• Work instructions: Scan the records below for the word "time". Copy each line where it appears.

• Material for this exercise:
::::::
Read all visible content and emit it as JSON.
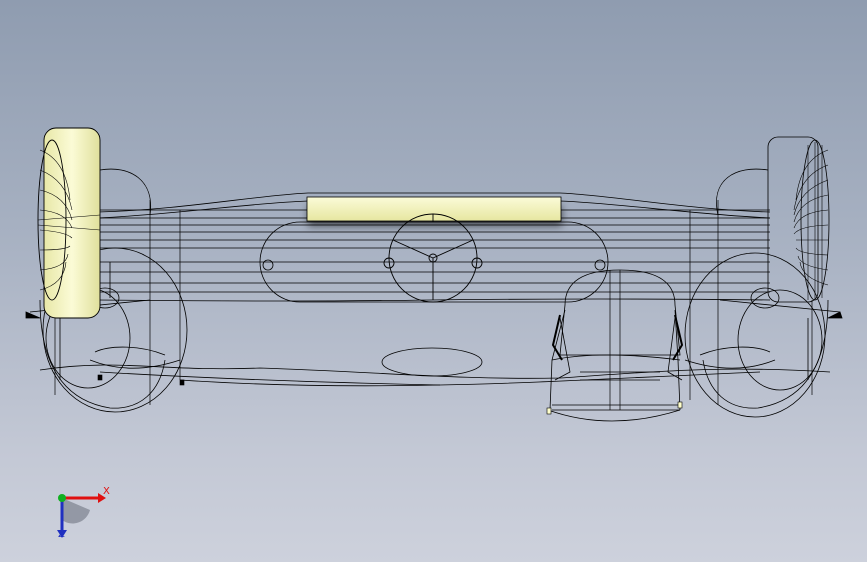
{
  "viewport": {
    "background_top": "#8f9cb0",
    "background_bottom": "#cdd1dc",
    "line_color": "#000000",
    "shaded_color": "#f2f2b4"
  },
  "triad": {
    "x_label": "X",
    "z_label": "Z",
    "x_color": "#e01010",
    "y_color": "#10b020",
    "z_color": "#2030c0"
  }
}
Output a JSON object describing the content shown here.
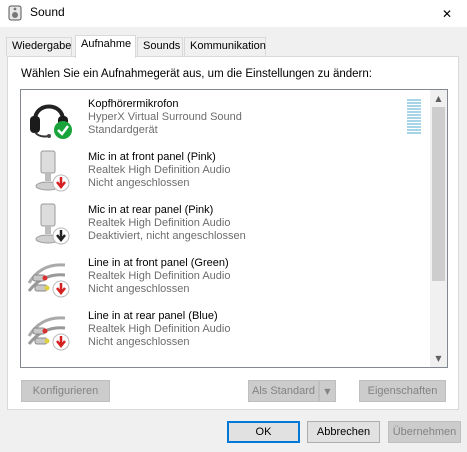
{
  "window": {
    "title": "Sound",
    "close_glyph": "✕"
  },
  "tabs": [
    {
      "label": "Wiedergabe",
      "active": false
    },
    {
      "label": "Aufnahme",
      "active": true
    },
    {
      "label": "Sounds",
      "active": false
    },
    {
      "label": "Kommunikation",
      "active": false
    }
  ],
  "instruction": "Wählen Sie ein Aufnahmegerät aus, um die Einstellungen zu ändern:",
  "devices": [
    {
      "name": "Kopfhörermikrofon",
      "driver": "HyperX Virtual Surround Sound",
      "status": "Standardgerät",
      "icon": "headset-icon",
      "badge": "default-check-icon",
      "badge_color": "#1aa33a"
    },
    {
      "name": "Mic in at front panel (Pink)",
      "driver": "Realtek High Definition Audio",
      "status": "Nicht angeschlossen",
      "icon": "microphone-icon",
      "badge": "unplugged-arrow-icon",
      "badge_color": "#d42020"
    },
    {
      "name": "Mic in at rear panel (Pink)",
      "driver": "Realtek High Definition Audio",
      "status": "Deaktiviert, nicht angeschlossen",
      "icon": "microphone-icon",
      "badge": "disabled-arrow-icon",
      "badge_color": "#222222"
    },
    {
      "name": "Line in at front panel (Green)",
      "driver": "Realtek High Definition Audio",
      "status": "Nicht angeschlossen",
      "icon": "rca-cable-icon",
      "badge": "unplugged-arrow-icon",
      "badge_color": "#d42020"
    },
    {
      "name": "Line in at rear panel (Blue)",
      "driver": "Realtek High Definition Audio",
      "status": "Nicht angeschlossen",
      "icon": "rca-cable-icon",
      "badge": "unplugged-arrow-icon",
      "badge_color": "#d42020"
    }
  ],
  "panel_buttons": {
    "configure": "Konfigurieren",
    "set_default": "Als Standard",
    "properties": "Eigenschaften"
  },
  "dialog_buttons": {
    "ok": "OK",
    "cancel": "Abbrechen",
    "apply": "Übernehmen"
  },
  "colors": {
    "accent": "#0078d7",
    "level_meter": "#a7d4e7"
  }
}
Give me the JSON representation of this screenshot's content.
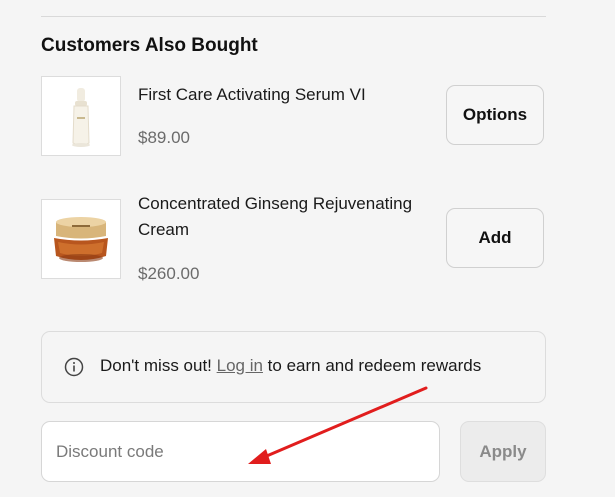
{
  "section": {
    "title": "Customers Also Bought"
  },
  "products": [
    {
      "name": "First Care Activating Serum VI",
      "price": "$89.00",
      "button_label": "Options",
      "image_icon": "serum-bottle-icon"
    },
    {
      "name": "Concentrated Ginseng Rejuvenating Cream",
      "price": "$260.00",
      "button_label": "Add",
      "image_icon": "cream-jar-icon"
    }
  ],
  "rewards_notice": {
    "icon": "info-icon",
    "prefix": "Don't miss out! ",
    "link_text": "Log in",
    "suffix": " to earn and redeem rewards"
  },
  "discount": {
    "placeholder": "Discount code",
    "value": "",
    "apply_label": "Apply"
  },
  "colors": {
    "background": "#f5f5f5",
    "annotation_arrow": "#e11d1d",
    "price_text": "#6b6b6b"
  }
}
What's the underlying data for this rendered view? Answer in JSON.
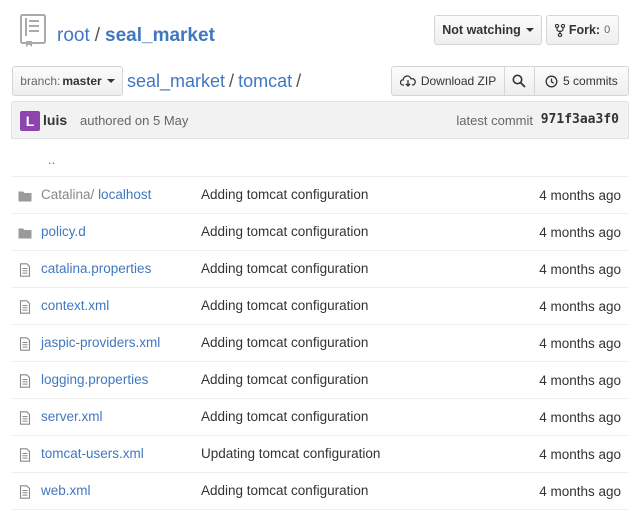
{
  "repo": {
    "owner": "root",
    "separator": "/",
    "name": "seal_market"
  },
  "actions": {
    "watch_label": "Not watching",
    "fork_label": "Fork:",
    "fork_count": "0"
  },
  "branch": {
    "label": "branch:",
    "name": "master"
  },
  "path": {
    "root": "seal_market",
    "current": "tomcat",
    "sep1": "/",
    "sep2": "/"
  },
  "toolbar": {
    "download_label": "Download ZIP",
    "commits_label": "5 commits"
  },
  "commit": {
    "avatar_letter": "L",
    "author": "luis",
    "authored_text": "authored on 5 May",
    "latest_label": "latest commit",
    "sha": "971f3aa3f0"
  },
  "files": {
    "up_label": "..",
    "rows": [
      {
        "type": "folder",
        "prefix": "Catalina/",
        "name": "localhost",
        "message": "Adding tomcat configuration",
        "age": "4 months ago"
      },
      {
        "type": "folder",
        "prefix": "",
        "name": "policy.d",
        "message": "Adding tomcat configuration",
        "age": "4 months ago"
      },
      {
        "type": "file",
        "prefix": "",
        "name": "catalina.properties",
        "message": "Adding tomcat configuration",
        "age": "4 months ago"
      },
      {
        "type": "file",
        "prefix": "",
        "name": "context.xml",
        "message": "Adding tomcat configuration",
        "age": "4 months ago"
      },
      {
        "type": "file",
        "prefix": "",
        "name": "jaspic-providers.xml",
        "message": "Adding tomcat configuration",
        "age": "4 months ago"
      },
      {
        "type": "file",
        "prefix": "",
        "name": "logging.properties",
        "message": "Adding tomcat configuration",
        "age": "4 months ago"
      },
      {
        "type": "file",
        "prefix": "",
        "name": "server.xml",
        "message": "Adding tomcat configuration",
        "age": "4 months ago"
      },
      {
        "type": "file",
        "prefix": "",
        "name": "tomcat-users.xml",
        "message": "Updating tomcat configuration",
        "age": "4 months ago"
      },
      {
        "type": "file",
        "prefix": "",
        "name": "web.xml",
        "message": "Adding tomcat configuration",
        "age": "4 months ago"
      }
    ]
  },
  "colors": {
    "link": "#4078c0",
    "avatar": "#8e44ad"
  },
  "icons": {
    "repo": "book-icon",
    "download": "cloud-download-icon",
    "search": "search-icon",
    "history": "history-icon",
    "folder": "folder-icon",
    "file": "file-text-icon",
    "fork": "fork-icon"
  }
}
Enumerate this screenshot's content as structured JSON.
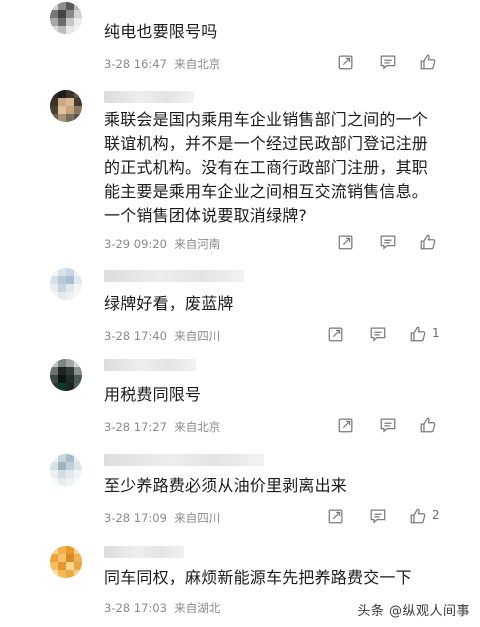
{
  "comments": [
    {
      "text": "纯电也要限号吗",
      "time": "3-28 16:47",
      "location": "来自北京",
      "likes": ""
    },
    {
      "text": "乘联会是国内乘用车企业销售部门之间的一个联谊机构，并不是一个经过民政部门登记注册的正式机构。没有在工商行政部门注册，其职能主要是乘用车企业之间相互交流销售信息。一个销售团体说要取消绿牌?",
      "time": "3-29 09:20",
      "location": "来自河南",
      "likes": ""
    },
    {
      "text": "绿牌好看，废蓝牌",
      "time": "3-28 17:40",
      "location": "来自四川",
      "likes": "1"
    },
    {
      "text": "用税费同限号",
      "time": "3-28 17:27",
      "location": "来自北京",
      "likes": ""
    },
    {
      "text": "至少养路费必须从油价里剥离出来",
      "time": "3-28 17:09",
      "location": "来自四川",
      "likes": "2"
    },
    {
      "text": "同车同权，麻烦新能源车先把养路费交一下",
      "time": "3-28 17:03",
      "location": "来自湖北",
      "likes": ""
    }
  ],
  "icons": {
    "reply": "reply-icon",
    "comment": "comment-icon",
    "like": "thumb-up-icon"
  },
  "colors": {
    "text": "#1a1a1a",
    "meta": "#8a8a8a",
    "icon": "#7a7a7a"
  },
  "watermark": "头条 @纵观人间事"
}
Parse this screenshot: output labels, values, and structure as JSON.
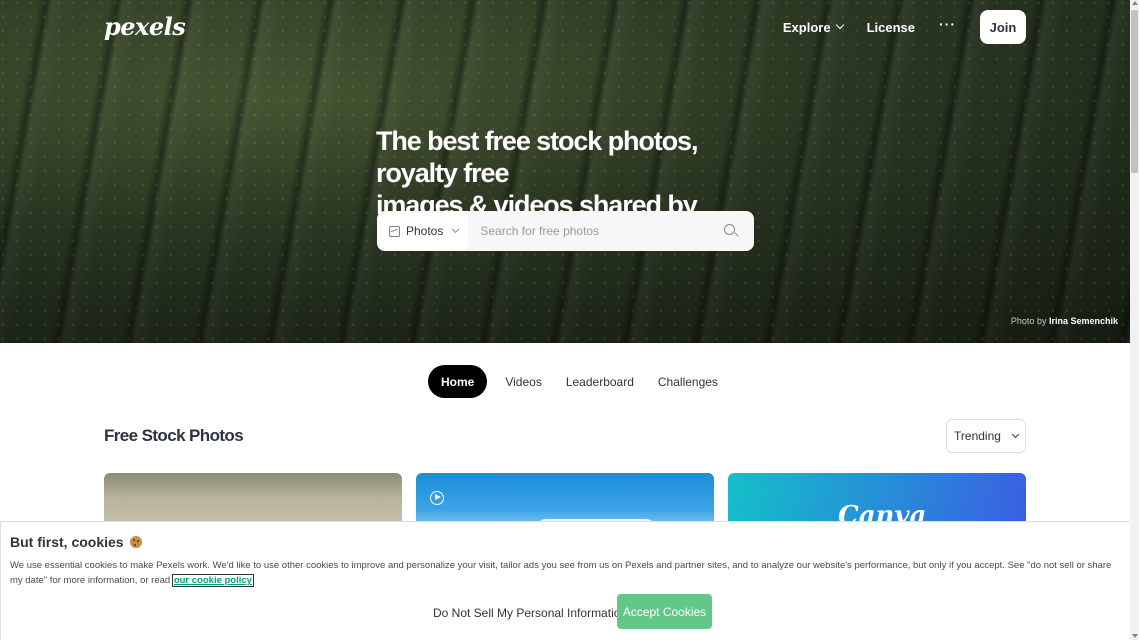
{
  "header": {
    "logo": "pexels",
    "nav": [
      {
        "label": "Explore"
      },
      {
        "label": "License"
      },
      {
        "label": "···"
      }
    ],
    "join_label": "Join"
  },
  "hero": {
    "title_line1": "The best free stock photos, royalty free",
    "title_line2": "images & videos shared by creators.",
    "search": {
      "type_label": "Photos",
      "placeholder": "Search for free photos",
      "type_icon": "image-icon",
      "search_icon": "search-icon"
    },
    "credit_prefix": "Photo by",
    "credit_name": "Irina Semenchik"
  },
  "tabs": [
    {
      "label": "Home",
      "active": true
    },
    {
      "label": "Videos",
      "active": false
    },
    {
      "label": "Leaderboard",
      "active": false
    },
    {
      "label": "Challenges",
      "active": false
    }
  ],
  "main": {
    "section_title": "Free Stock Photos",
    "sort_label": "Trending"
  },
  "cards": [
    {
      "kind": "photo"
    },
    {
      "kind": "video",
      "icon": "play-circle-icon"
    },
    {
      "kind": "ad",
      "brand": "Canva"
    }
  ],
  "cookie": {
    "title": "But first, cookies",
    "body": "We use essential cookies to make Pexels work. We'd like to use other cookies to improve and personalize your visit, tailor ads you see from us on Pexels and partner sites, and to analyze our website's performance, but only if you accept. See \"do not sell or share my date\" for more information, or read",
    "link_label": "our cookie policy",
    "dns_label": "Do Not Sell My Personal Information",
    "accept_label": "Accept Cookies"
  },
  "colors": {
    "accept_green": "#63c787",
    "link_teal": "#05a081",
    "text_dark": "#2c343e"
  }
}
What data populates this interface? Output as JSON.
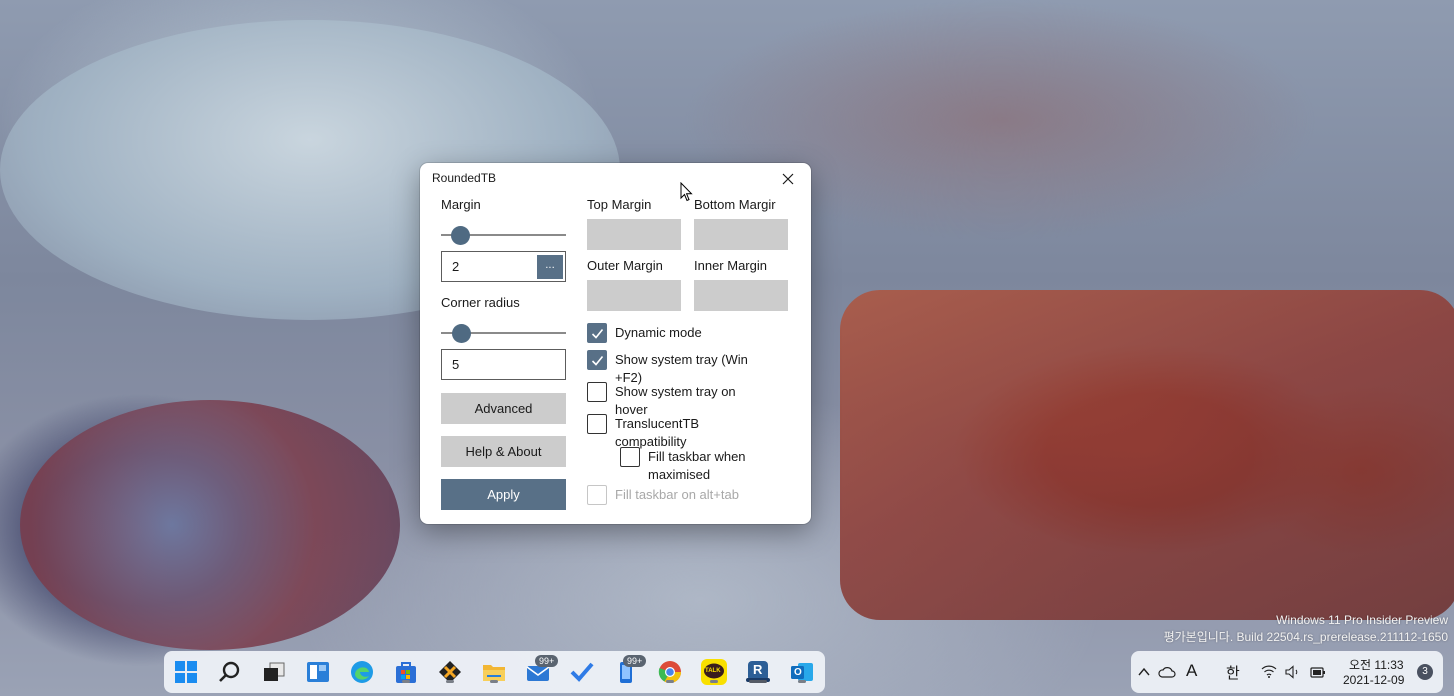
{
  "window": {
    "title": "RoundedTB",
    "left": {
      "margin_label": "Margin",
      "margin_slider_value": 2,
      "margin_value": "2",
      "margin_dots": "...",
      "corner_radius_label": "Corner radius",
      "corner_radius_slider_value": 5,
      "corner_radius_value": "5",
      "advanced": "Advanced",
      "help_about": "Help & About",
      "apply": "Apply"
    },
    "right": {
      "top_margin": "Top Margin",
      "bottom_margin": "Bottom Margir",
      "outer_margin": "Outer Margin",
      "inner_margin": "Inner Margin",
      "checkboxes": [
        {
          "label": "Dynamic mode",
          "checked": true,
          "enabled": true
        },
        {
          "label": "Show system tray (Win\n+F2)",
          "checked": true,
          "enabled": true
        },
        {
          "label": "Show system tray on\nhover",
          "checked": false,
          "enabled": true
        },
        {
          "label": "TranslucentTB\ncompatibility",
          "checked": false,
          "enabled": true
        },
        {
          "label": "Fill taskbar when\nmaximised",
          "checked": false,
          "enabled": true
        },
        {
          "label": "Fill taskbar on alt+tab",
          "checked": false,
          "enabled": false
        }
      ]
    }
  },
  "watermark": {
    "line1": "Windows 11 Pro Insider Preview",
    "line2": "평가본입니다. Build 22504.rs_prerelease.211112-1650"
  },
  "taskbar": {
    "icons": [
      {
        "name": "start-icon",
        "color": "#1a8cf0"
      },
      {
        "name": "search-icon",
        "color": "#222222"
      },
      {
        "name": "task-view-icon",
        "color": "#222222"
      },
      {
        "name": "widgets-icon",
        "color": "#2a7fd8"
      },
      {
        "name": "edge-icon",
        "color": "#1e9be6"
      },
      {
        "name": "store-icon",
        "color": "#2b6fd6"
      },
      {
        "name": "xbox-game-icon",
        "color": "#222222"
      },
      {
        "name": "file-explorer-icon",
        "color": "#f2b634"
      },
      {
        "name": "mail-icon",
        "color": "#2c78d4",
        "badge": "99+"
      },
      {
        "name": "todo-icon",
        "color": "#2f7be6"
      },
      {
        "name": "phone-icon",
        "color": "#1f6fd6",
        "badge": "99+"
      },
      {
        "name": "chrome-icon",
        "color": "#dd4b39"
      },
      {
        "name": "kakaotalk-icon",
        "color": "#f9e000",
        "text": "TALK"
      },
      {
        "name": "roundedtb-icon",
        "color": "#2c5e96",
        "text": "R"
      },
      {
        "name": "outlook-icon",
        "color": "#0f6cbd",
        "text": "O"
      }
    ],
    "tray": {
      "ime_a": "A",
      "ime_han": "한",
      "time": "오전 11:33",
      "date": "2021-12-09",
      "notification_count": "3"
    }
  }
}
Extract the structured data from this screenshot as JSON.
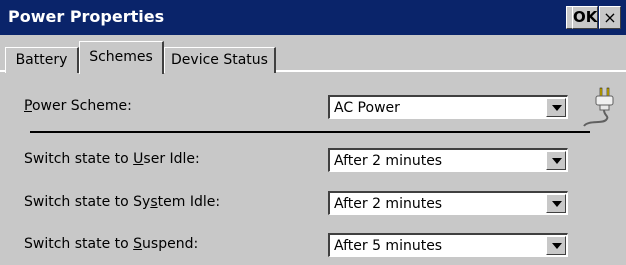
{
  "window": {
    "title": "Power Properties",
    "help_label": "?",
    "ok_label": "OK",
    "close_label": "×"
  },
  "tabs": [
    {
      "label": "Battery",
      "selected": false
    },
    {
      "label": "Schemes",
      "selected": true
    },
    {
      "label": "Device Status",
      "selected": false
    }
  ],
  "power_scheme": {
    "label_prefix": "",
    "label_ul": "P",
    "label_rest": "ower Scheme:",
    "value": "AC Power",
    "icon": "power-plug-icon"
  },
  "settings": [
    {
      "label_prefix": "Switch state to ",
      "label_ul": "U",
      "label_rest": "ser Idle:",
      "value": "After 2 minutes"
    },
    {
      "label_prefix": "Switch state to Sy",
      "label_ul": "s",
      "label_rest": "tem Idle:",
      "value": "After 2 minutes"
    },
    {
      "label_prefix": "Switch state to ",
      "label_ul": "S",
      "label_rest": "uspend:",
      "value": "After 5 minutes"
    }
  ],
  "colors": {
    "titlebar": "#0a246a",
    "face": "#c8c8c8"
  }
}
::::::
• The answer:
      "time": "3-28 16:47",
      "time": "3-29 09:20",
      "time": "3-28 17:40",
      "time": "3-28 17:27",
      "time": "3-28 17:09",
      "time": "3-28 17:03",
      "time": "오전 11:33",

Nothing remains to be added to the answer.